Portable Hydrogen Reactors - The Future Is Here

You’re on the go and your phone just ran out of juice, maybe you have a portable charger handy but it’s not likely that you will get more than one charge out of it. But what if you had a portable power generator which could provide enough power to run your phone for a week? This is where the Brunston Hydrogen Reactor steps in; you may recognise that it bears some similarities to the Horizon Fuel-Cell MiniPak, which just so happens to be the device it was modelled on. The main changes seen between the two are the aesthetics, an increase in sturdiness in the Brunston as it is marketed towards hikers and campers, and higher capacity fuel cells.
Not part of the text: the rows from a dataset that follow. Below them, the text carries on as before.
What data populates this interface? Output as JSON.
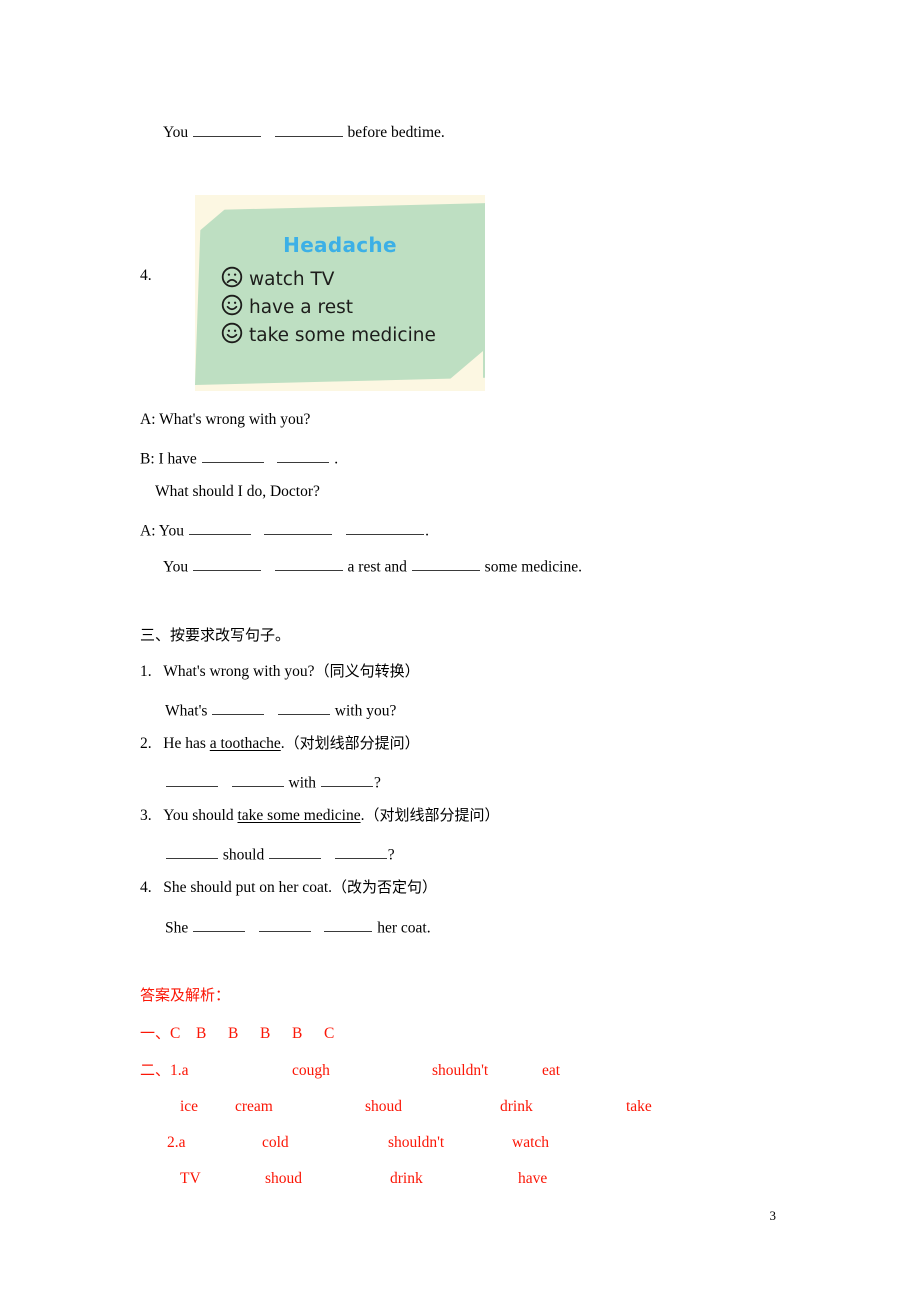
{
  "document": {
    "page_number": "3"
  },
  "carryover": {
    "line": "You _________   _________ before bedtime."
  },
  "question4": {
    "number": "4.",
    "picture": {
      "title": "Headache",
      "items": [
        {
          "face": "sad-face-icon",
          "label": "watch TV"
        },
        {
          "face": "happy-face-icon",
          "label": "have a rest"
        },
        {
          "face": "happy-face-icon",
          "label": "take some medicine"
        }
      ],
      "colors": {
        "card_background": "#fcf7e2",
        "panel": "#bedfc2",
        "title": "#3cb0e6",
        "text": "#1d1d1b"
      }
    },
    "dialogue": [
      "A: What's wrong with you?",
      "B: I have ________   _______ .",
      "What should I do, Doctor?",
      "A: You ________   _________   __________.",
      "You _________   _________ a rest and __________ some medicine."
    ]
  },
  "section3": {
    "heading": "三、按要求改写句子。",
    "items": [
      {
        "number": "1.",
        "prompt_before": "What's wrong with you?",
        "prompt_note": "（同义句转换）",
        "answer_line": "What's ______   ______ with you?"
      },
      {
        "number": "2.",
        "prompt_before": "He has ",
        "prompt_underlined": "a toothache",
        "prompt_after": ".",
        "prompt_note": "（对划线部分提问）",
        "answer_line": "______   ______ with ______?"
      },
      {
        "number": "3.",
        "prompt_before": "You should ",
        "prompt_underlined": "take some medicine",
        "prompt_after": ".",
        "prompt_note": "（对划线部分提问）",
        "answer_line": "______ should ______   ______?"
      },
      {
        "number": "4.",
        "prompt_before": "She should put on her coat.",
        "prompt_note": "（改为否定句）",
        "answer_line": "She ______   ______   ______ her coat."
      }
    ]
  },
  "answer_key": {
    "heading": "答案及解析：",
    "color": "#fb1606",
    "section1": {
      "label": "一、",
      "answers": [
        "C",
        "B",
        "B",
        "B",
        "B",
        "C"
      ]
    },
    "section2": {
      "label": "二、",
      "rows": [
        [
          "1.a",
          "cough",
          "shouldn't",
          "eat"
        ],
        [
          "ice",
          "cream",
          "shoud",
          "drink",
          "take"
        ],
        [
          "2.a",
          "cold",
          "shouldn't",
          "watch"
        ],
        [
          "TV",
          "shoud",
          "drink",
          "have"
        ]
      ]
    }
  }
}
So how does it work?
The 3-inch fuel cells are full of hydrogen which is stored as a hydride and this hydrogen is split apart using a platinum catalyst as to separate the positively charged H+ ions and the negative electrons and use them to create a electrical potential gradient, or, voltage. The device then routes the electrons through some wires and a USB port to charge your device, while the H+ ions are expelled through an electrolyte membrane where they combine with oxygen to form water vapour.

As the hydrogen is stored in a hydride its stability is increased and the device has been cleared for carry-on luggage in airplanes - however you cannot carry more than two hydrogen cells with you. The cells feature a 8,500 mAh capacity at an output of 5V with a choice of either 1A or 2A which you can select using a toggle switch. Once a fuel cell is depleted they can be charged again in about an hour, but sadly this ability will have to wait until you get home as the device used to charge them isn’t portable and requires a wall socket. Brunton is working to find a way to provide free in-store charging stations as the at home hydrolyser charging device costs $250.

I for one am very excited to see this awesome tech hit the market and may make use of it for my long trips into the mountains with my camera in the future! What would you use this tech for a what improvements would you like to see in the future?

[Citations]